(WORK ITEM)
In these records, how many lines contain "Nimmy"? Please reply with the number only.

══ MATERIAL TO PROCESS

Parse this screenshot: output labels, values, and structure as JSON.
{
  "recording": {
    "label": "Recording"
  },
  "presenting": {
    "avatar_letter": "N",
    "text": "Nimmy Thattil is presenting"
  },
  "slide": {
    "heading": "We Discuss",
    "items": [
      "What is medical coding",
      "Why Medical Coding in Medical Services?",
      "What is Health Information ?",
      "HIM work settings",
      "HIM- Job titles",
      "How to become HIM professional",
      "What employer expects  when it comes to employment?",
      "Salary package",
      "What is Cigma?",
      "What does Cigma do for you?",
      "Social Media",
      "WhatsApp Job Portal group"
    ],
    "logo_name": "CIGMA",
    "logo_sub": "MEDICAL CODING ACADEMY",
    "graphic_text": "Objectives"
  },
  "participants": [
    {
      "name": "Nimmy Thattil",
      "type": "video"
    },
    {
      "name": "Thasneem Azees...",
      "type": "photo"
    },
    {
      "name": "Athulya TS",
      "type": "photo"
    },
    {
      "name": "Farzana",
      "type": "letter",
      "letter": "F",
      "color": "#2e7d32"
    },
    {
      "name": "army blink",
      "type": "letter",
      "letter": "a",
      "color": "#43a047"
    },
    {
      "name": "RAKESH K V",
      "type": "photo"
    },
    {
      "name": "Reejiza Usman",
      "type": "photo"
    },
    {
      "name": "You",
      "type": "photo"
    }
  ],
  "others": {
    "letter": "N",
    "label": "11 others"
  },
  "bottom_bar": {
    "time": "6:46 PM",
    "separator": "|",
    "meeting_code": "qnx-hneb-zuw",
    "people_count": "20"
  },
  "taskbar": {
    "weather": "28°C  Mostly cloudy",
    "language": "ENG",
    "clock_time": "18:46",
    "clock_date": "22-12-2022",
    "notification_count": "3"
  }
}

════

(TASK OUTPUT)
2